━━ Extracted entries ━━

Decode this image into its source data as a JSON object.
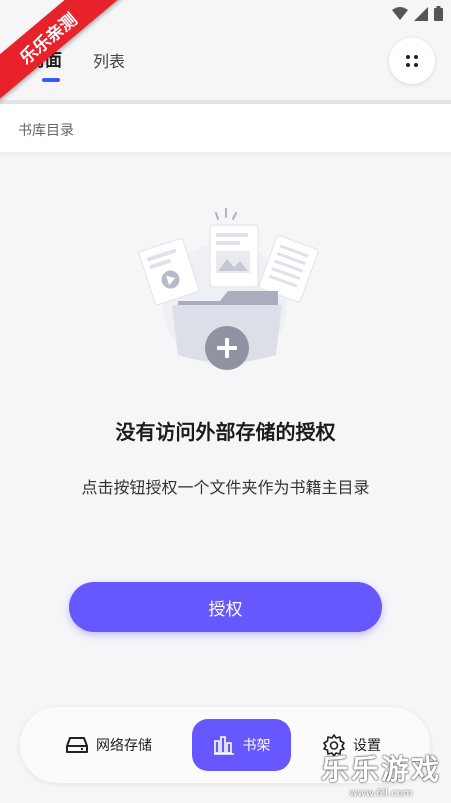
{
  "tabs": {
    "cover": "封面",
    "list": "列表"
  },
  "path_bar": {
    "text": "书库目录"
  },
  "empty_state": {
    "title": "没有访问外部存储的授权",
    "description": "点击按钮授权一个文件夹作为书籍主目录"
  },
  "primary_button": {
    "label": "授权"
  },
  "bottom_nav": {
    "items": [
      {
        "label": "网络存储",
        "icon": "drive-icon"
      },
      {
        "label": "书架",
        "icon": "bookshelf-icon",
        "active": true
      },
      {
        "label": "设置",
        "icon": "gear-icon"
      }
    ]
  },
  "colors": {
    "accent": "#6657ff",
    "tab_indicator": "#3b5bff",
    "ribbon": "#e8222a"
  },
  "overlay": {
    "ribbon_text": "乐乐亲测",
    "watermark": "乐乐游戏",
    "watermark_url": "www.6ll.com"
  }
}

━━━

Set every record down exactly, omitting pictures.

> _Answer section_
Decode this image into its source data as a JSON object.
{
  "tabs": {
    "cover": "封面",
    "list": "列表"
  },
  "path_bar": {
    "text": "书库目录"
  },
  "empty_state": {
    "title": "没有访问外部存储的授权",
    "description": "点击按钮授权一个文件夹作为书籍主目录"
  },
  "primary_button": {
    "label": "授权"
  },
  "bottom_nav": {
    "items": [
      {
        "label": "网络存储",
        "icon": "drive-icon"
      },
      {
        "label": "书架",
        "icon": "bookshelf-icon",
        "active": true
      },
      {
        "label": "设置",
        "icon": "gear-icon"
      }
    ]
  },
  "colors": {
    "accent": "#6657ff",
    "tab_indicator": "#3b5bff",
    "ribbon": "#e8222a"
  },
  "overlay": {
    "ribbon_text": "乐乐亲测",
    "watermark": "乐乐游戏",
    "watermark_url": "www.6ll.com"
  }
}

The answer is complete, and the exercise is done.